Capital punishment and the practice of the death penalty is an issue that is passionately debated in the United States. Opponents of the death penalty claim that capital punishment is unnecessary since a life sentence accomplishes the same objective. What death penalty opponents neglect to tell you is that convicted murders and child rapists escape from prison every year(List of prison escapes, 2015). As I write this essay, police are searching for two convicted murders who escaped from the Clinton Correctional Facility in Dannemora, New York on June 6th, 2015. The ONLY punishment from which one cannot escape is the death penalty.
Brown was sentenced to life in prison while McCollum was sentenced to death. They were 15 and 19 years old respectively when they were tried and sentenced and 30 years later in 2014 they were exonerated in light of new DNA evidence linking a completely different man to the crime for which they had spent decades in prison (Katz and Eckholm). The possibility that all of these people could have been killed for crimes they did not commit is terrible and is evidence that this irrevocable punishment should not be an
The Death Penalty The death penalty should be a last result action that is taken when one person is convicted of a crime involving the death of another person or living thing. The actions taken to kill someone on death row are horrific in, and to kill someone that didn't commit the crime is an appalling thing to do. DNA is an efficient way to prove the absolute guilt of an individual. The death penalty should not be enforced without the opportunity of a DNA test. For years, DNA has been an effective way of determining whether or not the death row inmates are guilty.
The main dispute for those who favor capital punishment is due to the fact that death is the “ultimate incapacitation” (Siegel, 411). I think that this is the quintessential reason why the United States should continue to allow the death penalty. Without it there are ways of mitigating ones sentence, making it unfair to the victims. Sternberg states that taxpayers “should not bear the costs of keeping [those on death row] alive in prison” (Sternberg, 5). I agree with this statement because once a person is convicted of a harsh enough crime to be condemned to life in prison they should not be dependent on society’s hard earned cash.

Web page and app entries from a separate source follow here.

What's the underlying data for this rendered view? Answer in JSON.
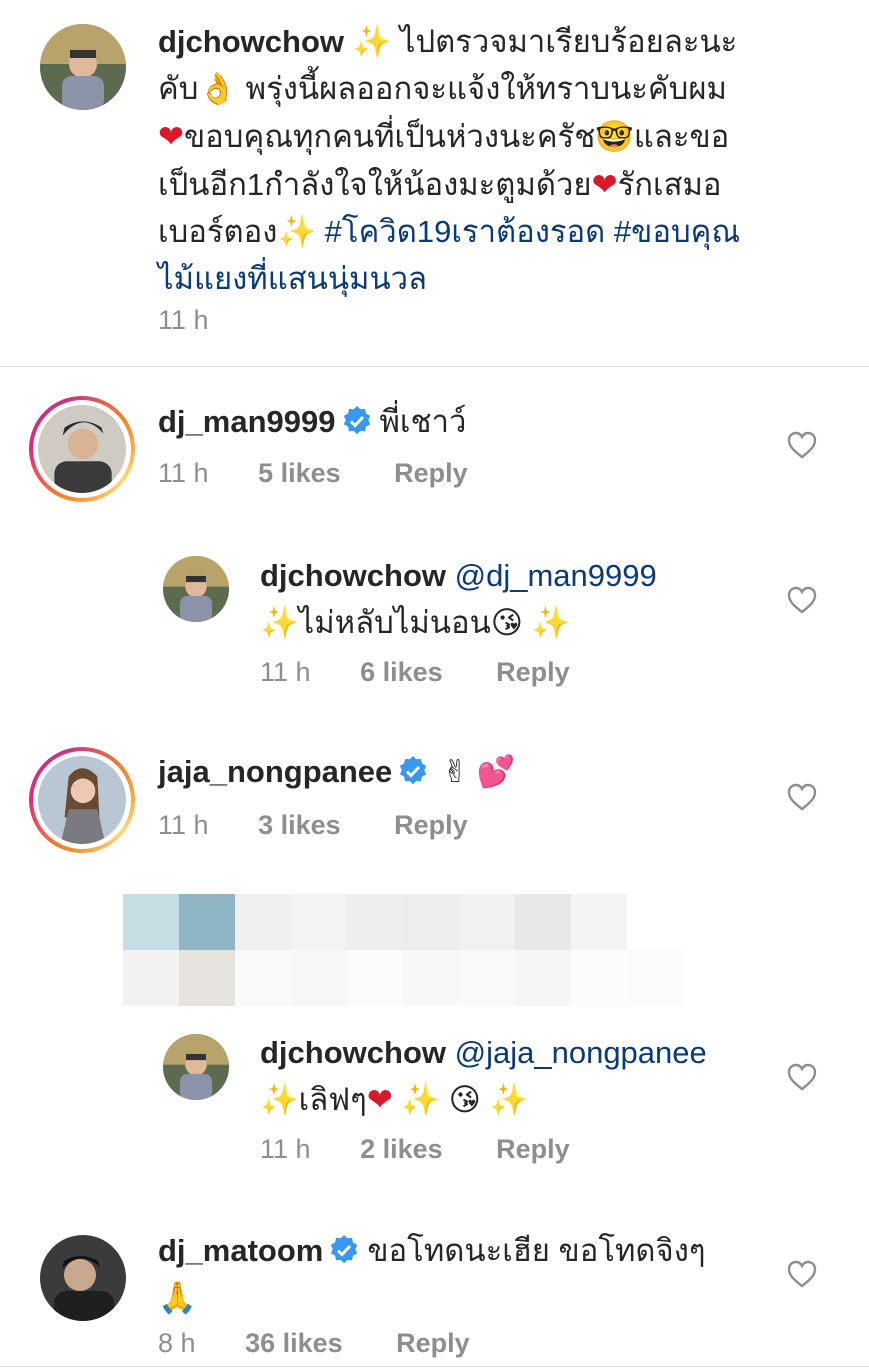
{
  "caption": {
    "username": "djchowchow",
    "line1": "ไปตรวจมาเรียบร้อยละนะ",
    "line2_a": "คับ",
    "line2_b": "พรุ่งนี้ผลออกจะแจ้งให้ทราบนะคับผม",
    "line3": "ขอบคุณทุกคนที่เป็นห่วงนะครัช",
    "line3_b": "และขอ",
    "line4": "เป็นอีก1กำลังใจให้น้องมะตูมด้วย",
    "line4_b": "รักเสมอ",
    "line5": "เบอร์ตอง",
    "hashtag1": "#โควิด19เราต้องรอด",
    "hashtag2": "#ขอบคุณ",
    "line6": "ไม้แยงที่แสนนุ่มนวล",
    "time": "11 h"
  },
  "comments": [
    {
      "username": "dj_man9999",
      "text": "พี่เชาว์",
      "time": "11 h",
      "likes": "5 likes",
      "reply": "Reply"
    },
    {
      "username": "djchowchow",
      "mention": "@dj_man9999",
      "text": "ไม่หลับไม่นอน",
      "time": "11 h",
      "likes": "6 likes",
      "reply": "Reply"
    },
    {
      "username": "jaja_nongpanee",
      "time": "11 h",
      "likes": "3 likes",
      "reply": "Reply"
    },
    {
      "username": "djchowchow",
      "mention": "@jaja_nongpanee",
      "text": "เลิฟๆ",
      "time": "11 h",
      "likes": "2 likes",
      "reply": "Reply"
    },
    {
      "username": "dj_matoom",
      "text": "ขอโทดนะเฮีย ขอโทดจิงๆ",
      "time": "8 h",
      "likes": "36 likes",
      "reply": "Reply"
    }
  ],
  "icons": {
    "verified": "verified-badge-icon",
    "like": "heart-outline-icon"
  },
  "colors": {
    "mention": "#0b3a78",
    "meta": "#8e8e8e",
    "verified": "#3897f0"
  }
}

On the anti-capital punishment side, there will always be the argument of deterrence. After all, the death penalty was first intended to deter crime in the United States and there is no proof that it serves that purpose. What about the chance that an innocent person will be murdered for a crime he or she did not commit? What about the countless years wasted on death row by those wrongly accused? In conclusion, the death penalty in the United States is an acceptable form of punishment.
Everyday innocent people are sentenced to the death penalty. Everyday guilty people are let off death row from lack of evidence or other substantial reasons. Is that justice? Many will say no. Bibliography: Deathpenalty.com "Legal Rights..." Prodeathpenalty.com "For ao against?"
“There are some defendants who have earned the ultimate punishment our society has to offer by committing murder with aggravating circumstances present. I believe life is sacred. It cheapens the life of an innocent murder victim to say that society has no right to keep the murderer from ever killing again. In my view, society has not only the right, but the duty to act in self defense to protect the innocent", argues the ... ... middle of paper ... ...ent person on death row. There have been several cases that evidence were proven to exonerate death row inmates.
What I mean by that statement is the convicted inmate murder, kills, and or torture multiple victims, then he/she is caught by the hands of justice and we want to give them the death penalty based upon their records. Now is that justice or us just wanting to crucially punish someone. The death penalty is sometimes a hard subject to talk about, because it is such a touchy subject. So I do support the death penalty, but when it all comes down to it how many people are we really saving if we take one man off of earth versus 50,000 more killers, rapist, and child molesters. No one excepts to be those things when they grow up in life some people do want to live different paths in life but some just do not chose the right
The death penalty is needed to deter crime in the United States. The death penalty has been around since ancient times, and it has served as a punishment for serious crimes. Capital punishment has shown the world that committing serious crimes such as murder and treason are looked down upon, and that it will not be tolerated. In order to discourage wrongdoing in our country, the death penalty is needed. The principle reasons for the death penalty are convicted criminals are used to deter crime and all people killed by the death penalty are convicted criminals.
That’s nearly 15%. The numbers are disturbing. Innocent people are becoming victims of the United States judicial system by its overlooked imperfections. A former president of the American Bar Association (ABA), John J. Curtin Jr., said it best when he told a congressional committee that “Whatever you think about the death penalty, a system that will take life must first give justice. Execute justice, not people.” Though some of the innocent death row inmates have managed to escape their execution, there are numerous others who are unable to overturn their sentence through appeals.